US8899224Mar 28, 2013Dec 2, 2014Corning IncorporatedSubmergible combustion burner
US20130104783 *Oct 31, 2011May 2, 2013Frederick E. Wallenquest, Jr.Burner assembly and methods thereof
EP0473906A1 *Jul 11, 1991Mar 11, 1992Corning IncorporatedOxygen-fuel burner assembly and operation
WO2010053650A2 *Oct 7, 2009May 14, 2010General Electric CompanyImproved feed injector system
Classifications
U.S. Classification431/8, 239/422, 431/187, 239/406, 110/265, 110/347
International ClassificationF23D1/00, F23D17/00, F23D11/10, F23C7/00
Cooperative ClassificationF23D11/106, F23D1/005, F23C7/00
European ClassificationF23D11/10B, F23C7/00, F23D1/00B
Legal Events
DateCodeEventDescription
May 7, 1996FPExpired due to failure to pay maintenance fee
Effective date: 19960228
Feb 25, 1996LAPSLapse for failure to pay maintenance fees
Oct 3, 1995REMIMaintenance fee reminder mailed
Sep 28, 1994ASAssignment
Owner name: KOMTECH AG, LIECHTENSTEIN

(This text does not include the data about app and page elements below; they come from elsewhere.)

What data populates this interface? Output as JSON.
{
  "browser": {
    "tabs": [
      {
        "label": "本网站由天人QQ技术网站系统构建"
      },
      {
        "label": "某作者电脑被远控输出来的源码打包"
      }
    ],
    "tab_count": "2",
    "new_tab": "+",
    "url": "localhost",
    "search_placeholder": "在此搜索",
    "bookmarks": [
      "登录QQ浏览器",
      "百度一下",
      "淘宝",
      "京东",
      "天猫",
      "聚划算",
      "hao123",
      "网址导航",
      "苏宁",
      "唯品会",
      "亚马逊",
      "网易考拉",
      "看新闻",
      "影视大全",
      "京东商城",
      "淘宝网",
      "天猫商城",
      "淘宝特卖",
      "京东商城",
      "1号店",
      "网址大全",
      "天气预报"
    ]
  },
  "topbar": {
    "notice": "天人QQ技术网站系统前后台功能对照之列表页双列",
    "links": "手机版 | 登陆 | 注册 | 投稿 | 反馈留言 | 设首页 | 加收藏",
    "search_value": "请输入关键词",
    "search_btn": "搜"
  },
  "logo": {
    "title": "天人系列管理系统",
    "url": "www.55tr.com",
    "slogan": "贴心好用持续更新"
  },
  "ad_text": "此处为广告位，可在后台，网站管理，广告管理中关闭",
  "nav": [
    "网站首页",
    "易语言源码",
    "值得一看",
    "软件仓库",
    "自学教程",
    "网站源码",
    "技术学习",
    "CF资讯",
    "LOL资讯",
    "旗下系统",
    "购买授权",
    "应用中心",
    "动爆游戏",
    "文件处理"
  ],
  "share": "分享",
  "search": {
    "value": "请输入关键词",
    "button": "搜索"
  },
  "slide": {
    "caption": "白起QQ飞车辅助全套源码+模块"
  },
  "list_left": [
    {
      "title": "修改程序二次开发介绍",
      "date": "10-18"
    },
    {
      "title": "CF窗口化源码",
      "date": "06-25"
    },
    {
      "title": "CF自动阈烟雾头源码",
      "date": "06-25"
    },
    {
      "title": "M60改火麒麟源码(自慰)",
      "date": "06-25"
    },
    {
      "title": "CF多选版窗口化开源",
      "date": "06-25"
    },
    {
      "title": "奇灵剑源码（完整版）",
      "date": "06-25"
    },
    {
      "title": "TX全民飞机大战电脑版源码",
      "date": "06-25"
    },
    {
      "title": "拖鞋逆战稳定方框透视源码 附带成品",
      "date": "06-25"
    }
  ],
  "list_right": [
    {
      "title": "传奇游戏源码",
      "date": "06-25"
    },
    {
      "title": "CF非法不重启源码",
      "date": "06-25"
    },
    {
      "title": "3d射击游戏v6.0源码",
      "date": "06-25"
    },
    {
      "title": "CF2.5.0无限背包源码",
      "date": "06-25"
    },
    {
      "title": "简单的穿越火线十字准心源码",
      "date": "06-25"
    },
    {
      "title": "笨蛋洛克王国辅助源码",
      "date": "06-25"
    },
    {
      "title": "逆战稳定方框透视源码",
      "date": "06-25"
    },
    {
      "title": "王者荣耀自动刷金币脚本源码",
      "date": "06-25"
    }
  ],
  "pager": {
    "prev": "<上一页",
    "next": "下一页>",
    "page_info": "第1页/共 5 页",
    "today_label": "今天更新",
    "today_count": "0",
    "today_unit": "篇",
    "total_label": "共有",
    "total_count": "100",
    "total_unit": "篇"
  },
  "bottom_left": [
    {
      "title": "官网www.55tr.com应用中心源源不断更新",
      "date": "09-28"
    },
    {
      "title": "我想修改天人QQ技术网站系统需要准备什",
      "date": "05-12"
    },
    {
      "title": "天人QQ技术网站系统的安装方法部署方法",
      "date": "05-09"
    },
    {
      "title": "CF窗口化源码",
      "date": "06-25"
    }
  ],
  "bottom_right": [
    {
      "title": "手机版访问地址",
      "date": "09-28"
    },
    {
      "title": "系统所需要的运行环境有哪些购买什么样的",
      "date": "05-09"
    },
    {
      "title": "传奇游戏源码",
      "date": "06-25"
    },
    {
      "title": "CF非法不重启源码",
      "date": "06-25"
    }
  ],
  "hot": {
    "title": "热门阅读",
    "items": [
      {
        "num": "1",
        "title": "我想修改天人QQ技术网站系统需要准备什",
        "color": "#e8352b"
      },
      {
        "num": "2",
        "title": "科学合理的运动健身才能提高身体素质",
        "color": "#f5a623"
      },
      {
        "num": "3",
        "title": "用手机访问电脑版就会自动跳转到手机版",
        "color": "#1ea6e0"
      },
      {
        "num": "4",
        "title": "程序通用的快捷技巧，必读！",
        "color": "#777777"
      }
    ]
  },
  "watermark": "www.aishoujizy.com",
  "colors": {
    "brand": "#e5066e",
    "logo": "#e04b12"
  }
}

Free format text: ASSIGNMENT OF ASSIGNORS INTEREST;ASSIGNOR:SKOOG, KURT;REEL/FRAME:007150/0036
Effective date: 19940808
Oct 12, 1993ASAssignment
Owner name: SKOOG, KURT, SWEDEN
Free format text: ASSIGNMENT OF ASSIGNORS INTEREST;ASSIGNOR:STUBINEN UTVECKLING AB;REEL/FRAME:006723/0389
Effective date: 19930826
Aug 22, 1991FPAYFee payment
Year of fee payment: 4
Nov 17, 1986ASAssignment
Owner name: STUBINEN UTVECKLING AB, LILJEHOLMSTORGERT 7, S-117
Free format text: ASSIGNMENT OF ASSIGNORS INTEREST.;ASSIGNOR:SKOOG, KURT;REEL/FRAME:004635/0766
Effective date: 19860718
Owner name: STUBINEN UTVECKLING AB, A CORP OF SWEDEN, SWEDEN
Free format text: ASSIGNMENT OF ASSIGNORS INTEREST;ASSIGNOR:SKOOG, KURT;REEL/FRAME:004635/0766